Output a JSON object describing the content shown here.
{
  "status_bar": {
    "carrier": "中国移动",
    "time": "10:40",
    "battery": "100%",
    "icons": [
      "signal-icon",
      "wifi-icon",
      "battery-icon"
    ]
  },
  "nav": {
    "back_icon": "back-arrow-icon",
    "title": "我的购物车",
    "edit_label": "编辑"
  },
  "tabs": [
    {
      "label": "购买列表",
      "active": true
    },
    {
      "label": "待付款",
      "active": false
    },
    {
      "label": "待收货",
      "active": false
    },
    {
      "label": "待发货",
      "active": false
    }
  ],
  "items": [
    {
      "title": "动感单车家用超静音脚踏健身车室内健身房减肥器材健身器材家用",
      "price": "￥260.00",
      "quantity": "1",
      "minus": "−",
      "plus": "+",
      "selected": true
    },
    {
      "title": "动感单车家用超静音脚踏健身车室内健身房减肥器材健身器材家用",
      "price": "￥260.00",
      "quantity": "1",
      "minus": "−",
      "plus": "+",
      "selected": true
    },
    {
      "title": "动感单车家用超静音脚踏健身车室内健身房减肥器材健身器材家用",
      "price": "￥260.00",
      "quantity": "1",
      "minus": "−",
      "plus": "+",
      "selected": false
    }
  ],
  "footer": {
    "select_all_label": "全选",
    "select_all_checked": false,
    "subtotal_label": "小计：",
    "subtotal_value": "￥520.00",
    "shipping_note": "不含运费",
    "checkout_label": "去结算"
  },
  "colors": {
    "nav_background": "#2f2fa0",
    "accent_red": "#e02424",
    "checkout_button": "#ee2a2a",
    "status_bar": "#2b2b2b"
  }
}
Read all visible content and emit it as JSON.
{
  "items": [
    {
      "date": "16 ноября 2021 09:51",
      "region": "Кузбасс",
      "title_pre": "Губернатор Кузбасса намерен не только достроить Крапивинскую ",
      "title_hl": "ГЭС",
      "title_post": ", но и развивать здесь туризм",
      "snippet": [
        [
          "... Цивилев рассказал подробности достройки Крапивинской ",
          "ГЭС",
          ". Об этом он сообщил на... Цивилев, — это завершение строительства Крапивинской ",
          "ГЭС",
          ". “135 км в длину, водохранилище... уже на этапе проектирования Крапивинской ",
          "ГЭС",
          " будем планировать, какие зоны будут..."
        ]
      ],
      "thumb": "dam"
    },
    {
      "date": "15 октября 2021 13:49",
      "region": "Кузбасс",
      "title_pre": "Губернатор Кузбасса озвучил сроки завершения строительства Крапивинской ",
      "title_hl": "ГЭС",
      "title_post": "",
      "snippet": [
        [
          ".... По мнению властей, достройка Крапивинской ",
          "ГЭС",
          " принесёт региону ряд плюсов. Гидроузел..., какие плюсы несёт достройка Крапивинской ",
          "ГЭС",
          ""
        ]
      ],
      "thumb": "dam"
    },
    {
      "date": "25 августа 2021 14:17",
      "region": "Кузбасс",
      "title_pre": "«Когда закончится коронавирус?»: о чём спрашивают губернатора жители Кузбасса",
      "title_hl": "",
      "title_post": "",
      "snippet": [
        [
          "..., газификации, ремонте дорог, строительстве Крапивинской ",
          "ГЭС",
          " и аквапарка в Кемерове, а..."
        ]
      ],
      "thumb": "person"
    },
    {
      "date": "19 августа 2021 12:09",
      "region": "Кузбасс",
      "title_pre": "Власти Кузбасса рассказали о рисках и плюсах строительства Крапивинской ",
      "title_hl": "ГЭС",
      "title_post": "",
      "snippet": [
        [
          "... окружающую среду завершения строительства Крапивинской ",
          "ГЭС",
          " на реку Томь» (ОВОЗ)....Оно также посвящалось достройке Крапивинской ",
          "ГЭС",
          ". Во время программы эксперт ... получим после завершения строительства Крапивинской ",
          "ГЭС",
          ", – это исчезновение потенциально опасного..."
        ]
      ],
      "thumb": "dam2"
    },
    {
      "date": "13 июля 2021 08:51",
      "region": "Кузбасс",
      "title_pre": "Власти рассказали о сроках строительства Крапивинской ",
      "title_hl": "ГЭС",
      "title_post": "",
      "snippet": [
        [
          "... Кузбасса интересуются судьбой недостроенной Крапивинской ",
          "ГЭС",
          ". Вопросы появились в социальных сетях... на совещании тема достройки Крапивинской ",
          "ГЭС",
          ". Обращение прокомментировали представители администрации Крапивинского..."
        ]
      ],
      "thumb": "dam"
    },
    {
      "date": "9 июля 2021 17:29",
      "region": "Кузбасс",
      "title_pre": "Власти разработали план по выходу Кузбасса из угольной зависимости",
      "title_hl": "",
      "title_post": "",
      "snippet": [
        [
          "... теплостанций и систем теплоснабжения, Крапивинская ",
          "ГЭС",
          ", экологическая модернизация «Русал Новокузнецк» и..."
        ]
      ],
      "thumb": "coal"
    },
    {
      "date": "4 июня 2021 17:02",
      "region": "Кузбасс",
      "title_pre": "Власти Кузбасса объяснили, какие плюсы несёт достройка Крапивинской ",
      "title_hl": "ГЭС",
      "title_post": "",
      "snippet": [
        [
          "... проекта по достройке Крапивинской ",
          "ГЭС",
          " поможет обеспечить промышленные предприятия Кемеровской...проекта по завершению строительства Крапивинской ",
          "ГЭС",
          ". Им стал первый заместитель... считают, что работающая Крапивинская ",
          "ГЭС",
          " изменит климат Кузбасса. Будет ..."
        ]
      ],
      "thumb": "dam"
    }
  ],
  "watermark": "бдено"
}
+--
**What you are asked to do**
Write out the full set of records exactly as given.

**Exercise answer**
Output a JSON object describing the content shown here.
{
  "status_bar": {
    "carrier": "中国移动",
    "time": "10:40",
    "battery": "100%",
    "icons": [
      "signal-icon",
      "wifi-icon",
      "battery-icon"
    ]
  },
  "nav": {
    "back_icon": "back-arrow-icon",
    "title": "我的购物车",
    "edit_label": "编辑"
  },
  "tabs": [
    {
      "label": "购买列表",
      "active": true
    },
    {
      "label": "待付款",
      "active": false
    },
    {
      "label": "待收货",
      "active": false
    },
    {
      "label": "待发货",
      "active": false
    }
  ],
  "items": [
    {
      "title": "动感单车家用超静音脚踏健身车室内健身房减肥器材健身器材家用",
      "price": "￥260.00",
      "quantity": "1",
      "minus": "−",
      "plus": "+",
      "selected": true
    },
    {
      "title": "动感单车家用超静音脚踏健身车室内健身房减肥器材健身器材家用",
      "price": "￥260.00",
      "quantity": "1",
      "minus": "−",
      "plus": "+",
      "selected": true
    },
    {
      "title": "动感单车家用超静音脚踏健身车室内健身房减肥器材健身器材家用",
      "price": "￥260.00",
      "quantity": "1",
      "minus": "−",
      "plus": "+",
      "selected": false
    }
  ],
  "footer": {
    "select_all_label": "全选",
    "select_all_checked": false,
    "subtotal_label": "小计：",
    "subtotal_value": "￥520.00",
    "shipping_note": "不含运费",
    "checkout_label": "去结算"
  },
  "colors": {
    "nav_background": "#2f2fa0",
    "accent_red": "#e02424",
    "checkout_button": "#ee2a2a",
    "status_bar": "#2b2b2b"
  }
}
Read all visible content and emit it as JSON.
{
  "items": [
    {
      "date": "16 ноября 2021 09:51",
      "region": "Кузбасс",
      "title_pre": "Губернатор Кузбасса намерен не только достроить Крапивинскую ",
      "title_hl": "ГЭС",
      "title_post": ", но и развивать здесь туризм",
      "snippet": [
        [
          "... Цивилев рассказал подробности достройки Крапивинской ",
          "ГЭС",
          ". Об этом он сообщил на... Цивилев, — это завершение строительства Крапивинской ",
          "ГЭС",
          ". “135 км в длину, водохранилище... уже на этапе проектирования Крапивинской ",
          "ГЭС",
          " будем планировать, какие зоны будут..."
        ]
      ],
      "thumb": "dam"
    },
    {
      "date": "15 октября 2021 13:49",
      "region": "Кузбасс",
      "title_pre": "Губернатор Кузбасса озвучил сроки завершения строительства Крапивинской ",
      "title_hl": "ГЭС",
      "title_post": "",
      "snippet": [
        [
          ".... По мнению властей, достройка Крапивинской ",
          "ГЭС",
          " принесёт региону ряд плюсов. Гидроузел..., какие плюсы несёт достройка Крапивинской ",
          "ГЭС",
          ""
        ]
      ],
      "thumb": "dam"
    },
    {
      "date": "25 августа 2021 14:17",
      "region": "Кузбасс",
      "title_pre": "«Когда закончится коронавирус?»: о чём спрашивают губернатора жители Кузбасса",
      "title_hl": "",
      "title_post": "",
      "snippet": [
        [
          "..., газификации, ремонте дорог, строительстве Крапивинской ",
          "ГЭС",
          " и аквапарка в Кемерове, а..."
        ]
      ],
      "thumb": "person"
    },
    {
      "date": "19 августа 2021 12:09",
      "region": "Кузбасс",
      "title_pre": "Власти Кузбасса рассказали о рисках и плюсах строительства Крапивинской ",
      "title_hl": "ГЭС",
      "title_post": "",
      "snippet": [
        [
          "... окружающую среду завершения строительства Крапивинской ",
          "ГЭС",
          " на реку Томь» (ОВОЗ)....Оно также посвящалось достройке Крапивинской ",
          "ГЭС",
          ". Во время программы эксперт ... получим после завершения строительства Крапивинской ",
          "ГЭС",
          ", – это исчезновение потенциально опасного..."
        ]
      ],
      "thumb": "dam2"
    },
    {
      "date": "13 июля 2021 08:51",
      "region": "Кузбасс",
      "title_pre": "Власти рассказали о сроках строительства Крапивинской ",
      "title_hl": "ГЭС",
      "title_post": "",
      "snippet": [
        [
          "... Кузбасса интересуются судьбой недостроенной Крапивинской ",
          "ГЭС",
          ". Вопросы появились в социальных сетях... на совещании тема достройки Крапивинской ",
          "ГЭС",
          ". Обращение прокомментировали представители администрации Крапивинского..."
        ]
      ],
      "thumb": "dam"
    },
    {
      "date": "9 июля 2021 17:29",
      "region": "Кузбасс",
      "title_pre": "Власти разработали план по выходу Кузбасса из угольной зависимости",
      "title_hl": "",
      "title_post": "",
      "snippet": [
        [
          "... теплостанций и систем теплоснабжения, Крапивинская ",
          "ГЭС",
          ", экологическая модернизация «Русал Новокузнецк» и..."
        ]
      ],
      "thumb": "coal"
    },
    {
      "date": "4 июня 2021 17:02",
      "region": "Кузбасс",
      "title_pre": "Власти Кузбасса объяснили, какие плюсы несёт достройка Крапивинской ",
      "title_hl": "ГЭС",
      "title_post": "",
      "snippet": [
        [
          "... проекта по достройке Крапивинской ",
          "ГЭС",
          " поможет обеспечить промышленные предприятия Кемеровской...проекта по завершению строительства Крапивинской ",
          "ГЭС",
          ". Им стал первый заместитель... считают, что работающая Крапивинская ",
          "ГЭС",
          " изменит климат Кузбасса. Будет ..."
        ]
      ],
      "thumb": "dam"
    }
  ],
  "watermark": "бдено"
}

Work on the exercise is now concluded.